First and foremost, we buy life insurance to provide for our families in case we pass away unexpectedly and cannot provide for them any longer. This may sound simple, but sometimes life insurance products are designed to do more than this basic function, and that’s where buying life insurance gets complicated.
Term life insurance is the purest form of coverage. It is purchased for a period of time, or term, and when that period of time expires, the life insurance ends. It is common to buy a term policy for 10 to 30 years, though different periods are available. So if you die you win (so to speak). If you live past the length of the policy, you (or, more specifically, your family members) get no money back. Because the policies are temporary, and only cover death benefits only, a term policy is usually the cheapest life insurance to buy, and is the choice of most younger families. Get a free quote across multiple providers for term life insurance.

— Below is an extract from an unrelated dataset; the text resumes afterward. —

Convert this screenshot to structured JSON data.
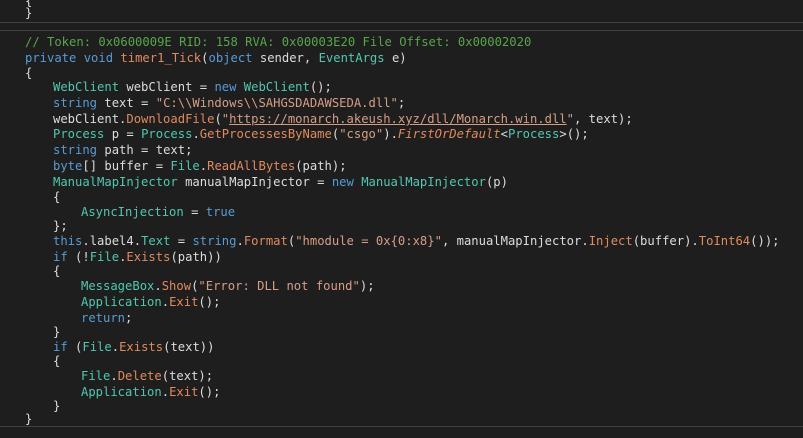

Whole (or permanent) life insurance, on the other hand, is designed to cover a person for their whole life. It builds a cash value or “savings account”, and so is a combination of life insurance and savings. As long as the policy is paid for, or paid up, the coverage will be in force. Because of this, whole life insurance is more expensive. If you live, you get back at least some of, and often much more than, the amount you spent on your premium. You get this money back either by cashing in the policy or by borrowing against it

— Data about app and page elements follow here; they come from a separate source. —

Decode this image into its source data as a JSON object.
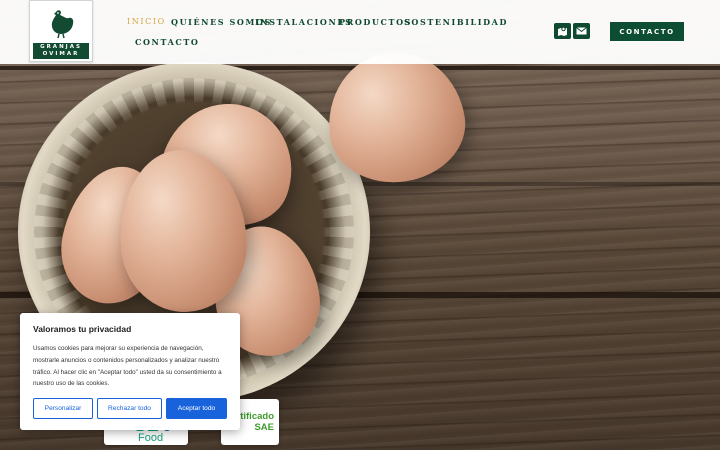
{
  "brand": {
    "logo_text_line1": "GRANJAS",
    "logo_text_line2": "OVIMAR",
    "accent_green": "#0f4a30",
    "active_gold": "#d7a33c"
  },
  "nav": {
    "items": [
      {
        "label": "INICIO",
        "active": true
      },
      {
        "label": "QUIÉNES SOMOS",
        "active": false
      },
      {
        "label": "INSTALACIONES",
        "active": false
      },
      {
        "label": "PRODUCTOS",
        "active": false
      },
      {
        "label": "SOSTENIBILIDAD",
        "active": false
      },
      {
        "label": "CONTACTO",
        "active": false
      }
    ]
  },
  "header_icons": [
    "map-location-icon",
    "envelope-icon"
  ],
  "header_cta": {
    "label": "CONTACTO"
  },
  "badges": {
    "food_label": "Food",
    "certificado_line1": "rtificado",
    "certificado_line2": "SAE"
  },
  "cookie_banner": {
    "title": "Valoramos tu privacidad",
    "body": "Usamos cookies para mejorar su experiencia de navegación, mostrarle anuncios o contenidos personalizados y analizar nuestro tráfico. Al hacer clic en \"Aceptar todo\" usted da su consentimiento a nuestro uso de las cookies.",
    "buttons": {
      "customize": "Personalizar",
      "reject": "Rechazar todo",
      "accept": "Aceptar todo"
    },
    "button_color": "#1863dc"
  }
}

The key is how long you plan to keep the policy. Most financial advisors will tell their clients, especially younger clients, to purchase term coverage. They do this because term policies are much cheaper, and the extra money can be used for other investments that may provide better returns than whole life policies. In most cases, this is probably good advice, especially for large amounts of coverage that growing families need.
However, term policies do expire, and a middle aged or older person may find him or herself without coverage just when it is much more expensive to buy life insurance. Not everybody’s need for life insurance ends when a policy does. In a perfect world, I would suggest buying a larger face value term life insurance policy with a large enough face value to cover a home mortgage, living expenses, and education. But I would also advise you to consider the purchase of a smaller whole life insurance policy, especially one with a ten year payoff. That way, when the person retires, they can be secure in the knowledge that their beneficiaries will get the benefits to settle final expenses.
4 thoughts on “Life Insurance – Whole versus Term and Choosing the Right Option”
I appreciate your information on the differences between term and whole life insurance. It seems that you would really have to consider what type of coverage you want before you buy any insurance. My wife and I are looking into getting life insurance so maybe we should decide which type we want before we decide on a policy.
The purpose of life insurance is to provide a source of income, in case of death, for your children, dependents, or other beneficiaries. (Life insurance can also serve certain estate planning purposes, which we won’t go into here.)
Buying life insurance is contingent upon whether anyone is depending on your income after your death. If you have a spouse, child, parent, or some other individual who depends on your income, then you probably need life insurance.
Because life insurance protects your family in the event of a death, it is important to determine the correct amount. Most people do not have the right amount of insurance.
There are two basic types of life insurance: term and permanent. Term insurance is insurance that covers a specified period. If you die within this time frame, your beneficiary receives the insurance benefit. Term policy premiums usually increase with age.
Permanent insurance, such as universal life, variable life, and whole life, contains a cash value account or an investment element to the insurance.
Rules of Thumb
The younger your children, the more insurance you need. If both spouses earn income, then both spouses should be insured, with insurance amounts proportionate to salary amounts.
Tip: If the family cannot afford to insure both wage earners, the primary wage earner should be insured first, and the secondary wage earner should be insured later on. A less expensive term policy might be used to fill an insurance gap.
If one spouse does not work outside the home, insurance should be purchased to cover the absence of the services being provided by that spouse (child care, housekeeping, bookkeeping, etc.). However, if funds are limited, insurance on the non-wage earner should be secondary to insurance for the wage earner.
If there are no dependents and your spouse could live comfortably without your income, then you will still need life insurance, but you will need less than someone who has dependents.
Tip: At a minimum, you will want to provide for burial expenses and paying off your debts.
If your spouse would undergo financial hardship without your income, or if you do not have adequate savings, you may need to purchase more insurance. The amount will depend on your salary level and that of your spouse, on the amount of savings you have, and on the amount of debt you both have.
To put it more simply:
Term: Provides coverage a set period of time. If you die after the policy term, a death benefit will not be paid out.
Whole: Provides lifelong coverage and earns additional cash value over time (like an annuity)
This is a great post. One thing to consider is that while term coverage can be cheaper, you can also save money on purchasing whole life insurance if you combine it with other insurance policies you have taken from the same company (i.e. auto, home, health).